→ **What is needed**: Within the listing below, show every line that contains the word "Response".

[Opening Material for this task section]

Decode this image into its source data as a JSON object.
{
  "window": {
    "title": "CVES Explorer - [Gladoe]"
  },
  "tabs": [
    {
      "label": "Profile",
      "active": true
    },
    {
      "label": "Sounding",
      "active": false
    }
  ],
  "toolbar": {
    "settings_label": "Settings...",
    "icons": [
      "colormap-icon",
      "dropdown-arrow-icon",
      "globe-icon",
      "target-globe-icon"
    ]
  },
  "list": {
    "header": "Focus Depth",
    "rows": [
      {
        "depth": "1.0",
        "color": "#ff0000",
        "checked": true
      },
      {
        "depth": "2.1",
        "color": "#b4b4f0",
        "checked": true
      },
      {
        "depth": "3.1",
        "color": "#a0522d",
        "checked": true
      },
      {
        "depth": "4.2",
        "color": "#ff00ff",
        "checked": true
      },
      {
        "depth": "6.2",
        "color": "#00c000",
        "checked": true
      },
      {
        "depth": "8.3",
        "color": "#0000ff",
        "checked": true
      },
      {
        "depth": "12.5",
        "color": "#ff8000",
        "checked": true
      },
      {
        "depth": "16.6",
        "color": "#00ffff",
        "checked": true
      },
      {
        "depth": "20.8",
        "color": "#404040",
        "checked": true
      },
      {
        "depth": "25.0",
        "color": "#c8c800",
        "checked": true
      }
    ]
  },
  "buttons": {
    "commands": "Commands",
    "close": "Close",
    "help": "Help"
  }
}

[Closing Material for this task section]
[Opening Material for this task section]

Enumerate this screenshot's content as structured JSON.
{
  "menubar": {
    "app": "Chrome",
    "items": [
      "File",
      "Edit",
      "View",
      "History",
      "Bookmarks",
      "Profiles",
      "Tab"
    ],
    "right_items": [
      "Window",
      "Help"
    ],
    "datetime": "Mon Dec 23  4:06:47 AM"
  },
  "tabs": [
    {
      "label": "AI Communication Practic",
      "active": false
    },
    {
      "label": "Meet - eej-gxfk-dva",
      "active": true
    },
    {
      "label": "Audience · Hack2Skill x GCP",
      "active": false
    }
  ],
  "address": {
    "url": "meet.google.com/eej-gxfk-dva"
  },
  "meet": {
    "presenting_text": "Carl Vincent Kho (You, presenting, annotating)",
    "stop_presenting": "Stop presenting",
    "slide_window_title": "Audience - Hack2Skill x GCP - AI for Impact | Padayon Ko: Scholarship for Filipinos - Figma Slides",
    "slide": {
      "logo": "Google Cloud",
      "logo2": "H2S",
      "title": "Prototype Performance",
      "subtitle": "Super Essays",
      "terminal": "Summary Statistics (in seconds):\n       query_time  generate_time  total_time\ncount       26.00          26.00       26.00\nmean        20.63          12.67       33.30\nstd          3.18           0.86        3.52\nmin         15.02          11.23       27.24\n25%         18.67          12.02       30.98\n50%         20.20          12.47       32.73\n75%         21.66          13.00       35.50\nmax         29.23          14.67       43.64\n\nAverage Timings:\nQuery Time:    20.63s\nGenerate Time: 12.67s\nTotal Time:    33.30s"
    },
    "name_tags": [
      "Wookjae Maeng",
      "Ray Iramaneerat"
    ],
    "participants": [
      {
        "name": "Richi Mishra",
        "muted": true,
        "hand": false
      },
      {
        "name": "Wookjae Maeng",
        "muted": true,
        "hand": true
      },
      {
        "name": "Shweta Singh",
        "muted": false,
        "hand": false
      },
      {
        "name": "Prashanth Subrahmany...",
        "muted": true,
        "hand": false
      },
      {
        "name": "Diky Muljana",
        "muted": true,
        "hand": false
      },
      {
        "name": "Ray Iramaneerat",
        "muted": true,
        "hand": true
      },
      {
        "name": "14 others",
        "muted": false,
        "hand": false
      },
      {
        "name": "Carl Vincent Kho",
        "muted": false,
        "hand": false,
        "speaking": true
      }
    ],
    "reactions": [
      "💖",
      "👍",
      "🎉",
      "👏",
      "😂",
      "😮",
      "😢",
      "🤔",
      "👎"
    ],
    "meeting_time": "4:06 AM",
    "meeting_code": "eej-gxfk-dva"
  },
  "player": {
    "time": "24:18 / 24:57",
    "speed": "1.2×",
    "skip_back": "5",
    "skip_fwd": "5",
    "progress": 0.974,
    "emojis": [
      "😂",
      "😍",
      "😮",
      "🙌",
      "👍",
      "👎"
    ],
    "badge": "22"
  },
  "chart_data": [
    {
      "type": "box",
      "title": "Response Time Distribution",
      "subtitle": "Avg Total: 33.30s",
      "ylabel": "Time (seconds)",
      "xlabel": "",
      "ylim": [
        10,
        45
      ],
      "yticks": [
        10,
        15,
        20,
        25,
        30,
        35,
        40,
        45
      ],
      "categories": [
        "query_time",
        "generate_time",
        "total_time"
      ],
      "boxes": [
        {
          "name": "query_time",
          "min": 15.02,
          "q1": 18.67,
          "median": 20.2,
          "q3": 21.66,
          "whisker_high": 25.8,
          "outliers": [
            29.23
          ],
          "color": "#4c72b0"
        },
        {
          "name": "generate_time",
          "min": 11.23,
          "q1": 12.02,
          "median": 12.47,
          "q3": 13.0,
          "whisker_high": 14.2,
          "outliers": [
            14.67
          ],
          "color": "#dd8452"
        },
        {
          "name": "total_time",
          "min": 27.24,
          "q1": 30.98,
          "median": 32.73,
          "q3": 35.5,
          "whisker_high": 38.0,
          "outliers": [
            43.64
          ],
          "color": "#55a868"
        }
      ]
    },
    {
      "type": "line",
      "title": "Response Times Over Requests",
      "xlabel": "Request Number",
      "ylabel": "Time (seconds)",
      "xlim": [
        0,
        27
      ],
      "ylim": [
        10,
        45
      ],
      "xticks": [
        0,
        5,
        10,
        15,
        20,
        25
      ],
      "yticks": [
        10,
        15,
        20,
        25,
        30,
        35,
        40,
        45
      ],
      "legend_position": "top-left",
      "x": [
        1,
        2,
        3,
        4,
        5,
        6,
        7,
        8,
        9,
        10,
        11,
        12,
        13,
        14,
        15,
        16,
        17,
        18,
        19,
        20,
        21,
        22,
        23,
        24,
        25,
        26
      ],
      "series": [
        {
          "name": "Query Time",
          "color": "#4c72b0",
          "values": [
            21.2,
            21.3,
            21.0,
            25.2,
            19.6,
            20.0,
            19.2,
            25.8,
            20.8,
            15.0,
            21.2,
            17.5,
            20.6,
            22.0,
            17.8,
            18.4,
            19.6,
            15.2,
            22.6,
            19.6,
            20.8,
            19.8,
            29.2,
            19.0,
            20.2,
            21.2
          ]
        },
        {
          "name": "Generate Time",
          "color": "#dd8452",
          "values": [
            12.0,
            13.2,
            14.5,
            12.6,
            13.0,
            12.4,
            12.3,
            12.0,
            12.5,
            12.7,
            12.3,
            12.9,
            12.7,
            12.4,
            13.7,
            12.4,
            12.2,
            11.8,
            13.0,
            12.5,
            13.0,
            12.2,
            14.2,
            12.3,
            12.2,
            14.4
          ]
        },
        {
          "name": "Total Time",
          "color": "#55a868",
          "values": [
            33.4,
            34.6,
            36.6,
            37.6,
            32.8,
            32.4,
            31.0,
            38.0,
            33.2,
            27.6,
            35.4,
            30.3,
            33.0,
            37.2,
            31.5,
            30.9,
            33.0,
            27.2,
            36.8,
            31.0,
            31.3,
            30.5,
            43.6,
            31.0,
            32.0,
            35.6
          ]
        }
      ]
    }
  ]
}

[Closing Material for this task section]
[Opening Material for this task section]

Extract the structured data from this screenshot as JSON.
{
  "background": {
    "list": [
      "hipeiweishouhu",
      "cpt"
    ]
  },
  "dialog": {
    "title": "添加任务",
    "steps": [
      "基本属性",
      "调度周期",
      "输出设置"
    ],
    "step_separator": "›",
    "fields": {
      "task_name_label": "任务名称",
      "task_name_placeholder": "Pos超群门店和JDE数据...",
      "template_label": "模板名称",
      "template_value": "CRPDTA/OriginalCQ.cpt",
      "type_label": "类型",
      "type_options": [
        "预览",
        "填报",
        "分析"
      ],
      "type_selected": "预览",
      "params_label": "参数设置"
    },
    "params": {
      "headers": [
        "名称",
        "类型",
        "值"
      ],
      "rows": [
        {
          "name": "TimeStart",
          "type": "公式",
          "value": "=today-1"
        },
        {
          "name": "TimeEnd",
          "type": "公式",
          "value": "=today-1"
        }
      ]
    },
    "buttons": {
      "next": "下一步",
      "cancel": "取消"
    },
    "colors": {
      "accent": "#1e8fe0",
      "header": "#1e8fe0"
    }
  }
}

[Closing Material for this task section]

→ **Expected answer**:
      "title": "Response Time Distribution",
      "title": "Response Times Over Requests",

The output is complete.